- _Problem_
Please return every record exactly as it appears.

- _Website and app data records_

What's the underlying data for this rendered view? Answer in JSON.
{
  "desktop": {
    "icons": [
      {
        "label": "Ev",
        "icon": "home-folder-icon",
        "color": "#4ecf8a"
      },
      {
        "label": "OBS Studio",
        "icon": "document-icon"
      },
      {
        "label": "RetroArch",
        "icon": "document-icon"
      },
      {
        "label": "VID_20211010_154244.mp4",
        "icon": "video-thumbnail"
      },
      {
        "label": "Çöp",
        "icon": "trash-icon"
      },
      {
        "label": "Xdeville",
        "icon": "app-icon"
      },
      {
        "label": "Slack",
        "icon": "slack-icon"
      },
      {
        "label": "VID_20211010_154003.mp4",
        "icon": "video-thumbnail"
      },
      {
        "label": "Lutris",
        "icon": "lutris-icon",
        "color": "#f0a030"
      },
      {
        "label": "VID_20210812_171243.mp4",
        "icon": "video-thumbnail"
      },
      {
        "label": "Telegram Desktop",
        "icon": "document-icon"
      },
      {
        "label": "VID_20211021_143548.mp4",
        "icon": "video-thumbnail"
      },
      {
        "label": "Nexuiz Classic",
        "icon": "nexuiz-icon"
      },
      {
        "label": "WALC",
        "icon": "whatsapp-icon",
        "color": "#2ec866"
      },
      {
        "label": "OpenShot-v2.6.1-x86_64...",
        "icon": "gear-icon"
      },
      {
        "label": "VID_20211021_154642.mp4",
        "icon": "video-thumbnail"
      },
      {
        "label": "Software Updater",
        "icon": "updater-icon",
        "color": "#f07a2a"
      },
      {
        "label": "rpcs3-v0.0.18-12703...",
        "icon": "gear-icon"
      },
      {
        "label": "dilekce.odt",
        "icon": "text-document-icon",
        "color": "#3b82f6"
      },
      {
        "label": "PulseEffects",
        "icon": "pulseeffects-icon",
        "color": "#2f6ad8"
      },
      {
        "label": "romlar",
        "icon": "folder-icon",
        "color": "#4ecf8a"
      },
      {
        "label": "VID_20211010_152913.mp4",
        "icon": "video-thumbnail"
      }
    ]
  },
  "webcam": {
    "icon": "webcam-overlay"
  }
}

- _Answer box_
What's the underlying data for this rendered view? Answer in JSON.
{
  "desktop": {
    "icons": [
      {
        "label": "Ev",
        "icon": "home-folder-icon",
        "color": "#4ecf8a"
      },
      {
        "label": "OBS Studio",
        "icon": "document-icon"
      },
      {
        "label": "RetroArch",
        "icon": "document-icon"
      },
      {
        "label": "VID_20211010_154244.mp4",
        "icon": "video-thumbnail"
      },
      {
        "label": "Çöp",
        "icon": "trash-icon"
      },
      {
        "label": "Xdeville",
        "icon": "app-icon"
      },
      {
        "label": "Slack",
        "icon": "slack-icon"
      },
      {
        "label": "VID_20211010_154003.mp4",
        "icon": "video-thumbnail"
      },
      {
        "label": "Lutris",
        "icon": "lutris-icon",
        "color": "#f0a030"
      },
      {
        "label": "VID_20210812_171243.mp4",
        "icon": "video-thumbnail"
      },
      {
        "label": "Telegram Desktop",
        "icon": "document-icon"
      },
      {
        "label": "VID_20211021_143548.mp4",
        "icon": "video-thumbnail"
      },
      {
        "label": "Nexuiz Classic",
        "icon": "nexuiz-icon"
      },
      {
        "label": "WALC",
        "icon": "whatsapp-icon",
        "color": "#2ec866"
      },
      {
        "label": "OpenShot-v2.6.1-x86_64...",
        "icon": "gear-icon"
      },
      {
        "label": "VID_20211021_154642.mp4",
        "icon": "video-thumbnail"
      },
      {
        "label": "Software Updater",
        "icon": "updater-icon",
        "color": "#f07a2a"
      },
      {
        "label": "rpcs3-v0.0.18-12703...",
        "icon": "gear-icon"
      },
      {
        "label": "dilekce.odt",
        "icon": "text-document-icon",
        "color": "#3b82f6"
      },
      {
        "label": "PulseEffects",
        "icon": "pulseeffects-icon",
        "color": "#2f6ad8"
      },
      {
        "label": "romlar",
        "icon": "folder-icon",
        "color": "#4ecf8a"
      },
      {
        "label": "VID_20211010_152913.mp4",
        "icon": "video-thumbnail"
      }
    ]
  },
  "webcam": {
    "icon": "webcam-overlay"
  }
}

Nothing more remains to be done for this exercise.